According to the National Highway Traffic and Safety Administration, fall is the most dangerous time of the year for pedestrians. Here are some tips to help everyone arrive safely to school and back home again:
Respect that bus: It is illegal to pass a school bus with flashing lights that has stopped to load or unload children. Never pass a bus from behind. The 10-foot area around a school is the most dangerous for children, according to the National Safety Council, so be sure to stop far enough back to allow them the space to safely enter and exit the bus. Be alert for children coming off a bus as they’re unpredictable and may run across the road without looking both ways. Teach your children how to be SAFE around school buses, as well—stay five steps away from the curb, always wait for the bus driver to tell you when to board, face forward after finding a seat on the bus and exit the bus when it stops, looking left-right-left and take five steps away from the bus toward the curb.
Heed the zone: Speed limits in school zones are between 25-35 mph. If the lights are flashing, slow down. Allow yourself extra time to get to work in the morning for unanticipated bus stopping or for traveling through school zones. AAA notes that a pedestrian struck by a vehicle traveling at 25 mph is nearly two-thirds less likely to be killed compared to a pedestrian struck by a vehicle traveling just 10 mph faster.

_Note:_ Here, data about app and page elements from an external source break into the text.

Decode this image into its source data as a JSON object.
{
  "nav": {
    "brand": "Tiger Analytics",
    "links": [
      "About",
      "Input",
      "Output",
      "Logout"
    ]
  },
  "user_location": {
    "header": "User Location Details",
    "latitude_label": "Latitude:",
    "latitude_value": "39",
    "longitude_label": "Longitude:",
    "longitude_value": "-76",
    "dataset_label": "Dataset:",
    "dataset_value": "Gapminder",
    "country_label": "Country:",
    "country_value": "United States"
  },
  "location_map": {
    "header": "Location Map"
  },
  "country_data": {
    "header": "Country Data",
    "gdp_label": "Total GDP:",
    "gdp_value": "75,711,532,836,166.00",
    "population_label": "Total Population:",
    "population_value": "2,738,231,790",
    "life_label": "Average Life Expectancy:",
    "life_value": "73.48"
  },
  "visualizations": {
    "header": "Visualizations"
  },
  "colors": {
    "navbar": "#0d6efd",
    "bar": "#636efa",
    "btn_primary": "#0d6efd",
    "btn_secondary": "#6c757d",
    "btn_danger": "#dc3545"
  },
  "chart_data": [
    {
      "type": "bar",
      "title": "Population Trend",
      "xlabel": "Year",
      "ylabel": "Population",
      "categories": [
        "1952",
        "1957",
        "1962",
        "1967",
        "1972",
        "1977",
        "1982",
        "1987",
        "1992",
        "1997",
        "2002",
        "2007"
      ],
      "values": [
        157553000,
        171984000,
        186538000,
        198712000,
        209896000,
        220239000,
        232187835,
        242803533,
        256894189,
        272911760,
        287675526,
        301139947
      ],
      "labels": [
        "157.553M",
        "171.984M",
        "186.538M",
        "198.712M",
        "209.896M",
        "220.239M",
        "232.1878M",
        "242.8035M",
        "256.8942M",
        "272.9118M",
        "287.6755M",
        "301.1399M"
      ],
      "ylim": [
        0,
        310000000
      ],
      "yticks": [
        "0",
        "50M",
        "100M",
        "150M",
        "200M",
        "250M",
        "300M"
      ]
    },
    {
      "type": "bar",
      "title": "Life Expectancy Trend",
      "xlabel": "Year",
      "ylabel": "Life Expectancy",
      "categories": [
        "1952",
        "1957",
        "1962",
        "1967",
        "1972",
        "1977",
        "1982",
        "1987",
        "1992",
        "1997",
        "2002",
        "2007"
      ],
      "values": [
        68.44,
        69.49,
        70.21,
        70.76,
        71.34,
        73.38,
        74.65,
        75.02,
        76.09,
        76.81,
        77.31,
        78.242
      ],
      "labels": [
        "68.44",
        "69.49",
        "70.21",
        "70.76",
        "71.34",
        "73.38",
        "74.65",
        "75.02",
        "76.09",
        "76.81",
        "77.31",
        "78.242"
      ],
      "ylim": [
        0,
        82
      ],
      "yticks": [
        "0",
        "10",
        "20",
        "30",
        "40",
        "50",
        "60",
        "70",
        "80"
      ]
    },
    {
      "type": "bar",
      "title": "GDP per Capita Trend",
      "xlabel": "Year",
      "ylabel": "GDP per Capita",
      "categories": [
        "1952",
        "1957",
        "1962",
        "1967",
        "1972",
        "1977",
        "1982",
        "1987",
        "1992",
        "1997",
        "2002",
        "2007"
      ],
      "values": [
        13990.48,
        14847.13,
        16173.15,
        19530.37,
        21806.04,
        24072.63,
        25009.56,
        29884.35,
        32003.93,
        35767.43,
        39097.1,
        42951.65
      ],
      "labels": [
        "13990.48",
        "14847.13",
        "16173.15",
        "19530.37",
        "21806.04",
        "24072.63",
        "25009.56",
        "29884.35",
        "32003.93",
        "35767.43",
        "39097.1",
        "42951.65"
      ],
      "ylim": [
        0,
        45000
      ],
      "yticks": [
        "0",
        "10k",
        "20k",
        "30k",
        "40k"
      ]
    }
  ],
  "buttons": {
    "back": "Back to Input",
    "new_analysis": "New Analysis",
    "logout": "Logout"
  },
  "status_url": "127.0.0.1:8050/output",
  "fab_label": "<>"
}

Stop! Drivers should come to a complete stop at stop signs and look for children on sidewalks or in crosswalks before proceeding. Teach your child not to text and walk and to cross a street only at a cross walk.
Eliminate distractions: Research shows taking your eyes off the road for just two seconds doubles your chances of crashing, according to AAA. Don’t use your cell phone while driving.
Prepare your kids to be safe: Nearly one in four fatal crashes involving teen drivers occurs during the after-school hours of 3-7 p.m. Talk to your teen about defensive driving, reducing distractions and the proper use of seat belts.
We wish everyone a fun and safe school year!